EU’s Carbon Border Adjustment Mechanism comes into effect

On the 1 October 2023, the European Union’s Carbon Border Adjustment Mechanism (“CBAM”) entered into effect, starting with a transitional phase that runs until the end of 2025 (the Transitional Period”). The CBAM was introduced by EU Regulation 2023/956 establishing a carbon border adjustment mechanism (the “Regulation”) and further supplemented by Commission Implementing Regulation 2023/1773 of 17 August 2023.

The purpose of CBAM is two-fold. The primary objective is that of addressing greenhouse gas emissions embedded in goods on their importation into the customs territory of the EU to prevent carbon leakage, thereby reducing global carbon emissions and supporting the goals of the Paris Agreement. The secondary objective is to financially incentivise operators based in non-EU countries to reduce carbon emissions in their production processes. Moreover, the CBAM will level the playing field between the producers of goods based in non-EU Countries which export goods to EU-based importers, and European producers who are already subject to a carbon price in terms of the EU Emissions Trading Scheme (the “EU ETS”).

The CBAM will initially apply to six industries which are heavily reliant on carbon emissions and produce: cement, hydrogen, fertilisers, aluminium, electricity and iron and steel. During the Transitional Period, EU-based importers of goods covered by the CBAM from non-EU countries are obliged to report the embedded emissions of their imports without incurring any financial liabilities. From 2026, imports of these goods into the EU will be charged a carbon levy based on the embedded emissions generated during the production process that should reflect the allowance price level in the EU ETS

Simply put, as from the 1 October 2023 EU Importers shall provide, based on the information provided by operators producing goods in non-EU countries, a report (the “CBAM Report”) including the following information regarding those goods mentioned above:

  1. the quantity of the goods imported, expressed in megawatt hours for electricity and in tonnes for other goods;
  2. the type of goods as identified by their eight-digit CN code.

The CBAM Report shall also include:

  1. the country of origin of the imported goods;
  2. where the goods were produced, identified by the following data:
    1. the applicable United Nations Code for Trade and Transport Location of the location;
    2. the company name of the installation, the address of the installation and its English transcript; and
    3. geographical coordinates of the main emission source of the location
  3. the technology used for the production of the goods for determining the embedded direct emissions;
  4. the specific embedded direct emissions of the goods; and
  5. the reporting requirements that influence the embedded emissions of the goods.

For the importation of electricity, the EU Importer shall also include the emission factor used for electricity and the data source or method used for determining the emission factor of electricity. In the case of steel goods, the EU Importer shall include the identification number of the specific steel mill where a particular batch of raw materials was produced, where this is known.

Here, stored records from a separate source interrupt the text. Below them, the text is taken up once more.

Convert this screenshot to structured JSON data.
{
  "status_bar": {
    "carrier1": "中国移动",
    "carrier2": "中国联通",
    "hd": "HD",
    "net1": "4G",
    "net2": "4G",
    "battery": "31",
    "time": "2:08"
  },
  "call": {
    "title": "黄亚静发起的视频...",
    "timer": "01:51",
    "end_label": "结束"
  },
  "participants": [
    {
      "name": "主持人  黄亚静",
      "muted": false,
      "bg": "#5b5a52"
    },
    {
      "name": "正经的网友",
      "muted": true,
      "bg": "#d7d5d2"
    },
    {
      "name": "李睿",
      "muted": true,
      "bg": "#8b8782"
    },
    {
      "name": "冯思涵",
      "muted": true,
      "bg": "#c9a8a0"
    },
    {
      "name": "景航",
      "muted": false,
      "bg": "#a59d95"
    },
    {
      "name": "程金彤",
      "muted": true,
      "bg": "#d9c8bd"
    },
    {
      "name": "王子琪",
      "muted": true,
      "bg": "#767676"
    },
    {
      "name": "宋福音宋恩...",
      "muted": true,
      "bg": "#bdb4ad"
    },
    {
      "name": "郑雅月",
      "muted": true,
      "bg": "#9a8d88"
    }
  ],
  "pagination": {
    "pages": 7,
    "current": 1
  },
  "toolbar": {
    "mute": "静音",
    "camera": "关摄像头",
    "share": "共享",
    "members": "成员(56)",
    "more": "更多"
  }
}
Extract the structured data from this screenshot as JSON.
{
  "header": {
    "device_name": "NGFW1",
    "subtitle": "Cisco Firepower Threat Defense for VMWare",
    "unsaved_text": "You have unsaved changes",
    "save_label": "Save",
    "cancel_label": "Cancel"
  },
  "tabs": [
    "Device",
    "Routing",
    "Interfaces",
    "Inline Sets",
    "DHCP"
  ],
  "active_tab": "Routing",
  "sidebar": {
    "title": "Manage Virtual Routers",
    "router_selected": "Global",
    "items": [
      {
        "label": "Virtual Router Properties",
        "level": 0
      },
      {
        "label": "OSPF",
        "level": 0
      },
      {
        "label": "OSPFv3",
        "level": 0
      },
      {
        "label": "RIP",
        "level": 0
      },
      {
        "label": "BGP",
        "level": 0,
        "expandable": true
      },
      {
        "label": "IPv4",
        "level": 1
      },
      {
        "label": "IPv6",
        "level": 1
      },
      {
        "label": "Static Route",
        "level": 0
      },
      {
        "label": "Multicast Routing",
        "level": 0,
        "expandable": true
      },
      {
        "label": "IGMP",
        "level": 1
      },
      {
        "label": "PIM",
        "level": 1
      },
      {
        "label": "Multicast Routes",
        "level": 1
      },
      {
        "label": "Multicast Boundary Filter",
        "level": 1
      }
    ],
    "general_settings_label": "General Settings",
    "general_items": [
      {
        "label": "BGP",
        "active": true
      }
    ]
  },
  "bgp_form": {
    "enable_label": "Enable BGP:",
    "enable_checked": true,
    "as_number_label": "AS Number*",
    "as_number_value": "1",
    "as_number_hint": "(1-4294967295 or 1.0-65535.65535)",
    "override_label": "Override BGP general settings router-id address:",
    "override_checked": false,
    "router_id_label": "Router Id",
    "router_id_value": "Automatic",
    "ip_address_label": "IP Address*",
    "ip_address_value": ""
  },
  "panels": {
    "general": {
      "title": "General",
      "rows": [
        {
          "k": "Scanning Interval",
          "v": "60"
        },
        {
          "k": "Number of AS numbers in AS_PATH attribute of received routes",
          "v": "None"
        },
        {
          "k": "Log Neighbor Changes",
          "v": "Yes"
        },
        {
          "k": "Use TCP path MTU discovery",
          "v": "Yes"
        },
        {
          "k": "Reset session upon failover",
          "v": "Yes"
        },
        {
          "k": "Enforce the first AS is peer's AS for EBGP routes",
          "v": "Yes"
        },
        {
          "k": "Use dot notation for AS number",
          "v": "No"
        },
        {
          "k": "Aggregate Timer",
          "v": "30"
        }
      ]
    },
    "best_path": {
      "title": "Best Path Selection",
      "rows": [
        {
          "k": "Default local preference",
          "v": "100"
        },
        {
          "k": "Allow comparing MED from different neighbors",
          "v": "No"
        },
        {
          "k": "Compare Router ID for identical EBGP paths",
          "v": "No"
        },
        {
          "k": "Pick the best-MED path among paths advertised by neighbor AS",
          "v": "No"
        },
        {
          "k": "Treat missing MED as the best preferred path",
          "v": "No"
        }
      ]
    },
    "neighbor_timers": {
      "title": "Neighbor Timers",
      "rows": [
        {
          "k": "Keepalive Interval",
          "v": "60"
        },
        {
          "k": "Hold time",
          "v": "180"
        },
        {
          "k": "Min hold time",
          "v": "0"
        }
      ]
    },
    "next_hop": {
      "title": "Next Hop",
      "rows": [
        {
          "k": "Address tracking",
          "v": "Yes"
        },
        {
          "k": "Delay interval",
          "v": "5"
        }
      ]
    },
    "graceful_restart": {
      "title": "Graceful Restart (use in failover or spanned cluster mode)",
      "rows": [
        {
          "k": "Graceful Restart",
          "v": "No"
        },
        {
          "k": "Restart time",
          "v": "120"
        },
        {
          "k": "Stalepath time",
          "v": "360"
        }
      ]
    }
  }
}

An EU Importer may request third country operators to complete an electronic template prepared by the EU Commission to provide the EU Importer with the necessary information in order to prepare the CBAM Report.

For each quarter from 1 October 2023 until 31 December 2025 the EU Importers shall submit the CBAM reports to the CBAM Transitional Registry no later than one month after the end of that quarter.

In terms of the Commission Implementing Regulation, Member States shall apply penalties in the following cases:

  1. where the EU Importer has not taken the necessary steps to comply with the obligation to submit a CBAM report; or
  2. where the CBAM report is incorrect or incomplete in accordance with Article 13, and the EU Importer has not taken the necessary steps to correct the CBAM report where the competent authority initiated the correction procedure.

The penalties incurred can be between EUR 10 and EUR 50 per tonne of unreported emissions. The penalties will increase in accordance with the European index of consumer prices.

This Transitional Period will allow for a careful, predictable, and proportionate transition for EU and non-EU businesses and for public authorities alike. During this period, importers of goods within scope will only have to report greenhouse gas emissions embedded in their imports (direct and indirect emissions), without making any financial payments or adjustments.

Going forward, EU Importers and non-EU manufacturers will need to take into account their respective responsibilities under the CBAM, including identifying those imports which fall within the scope of CBAM and assigning designated teams responsible for the preparation of the CBAM Reports.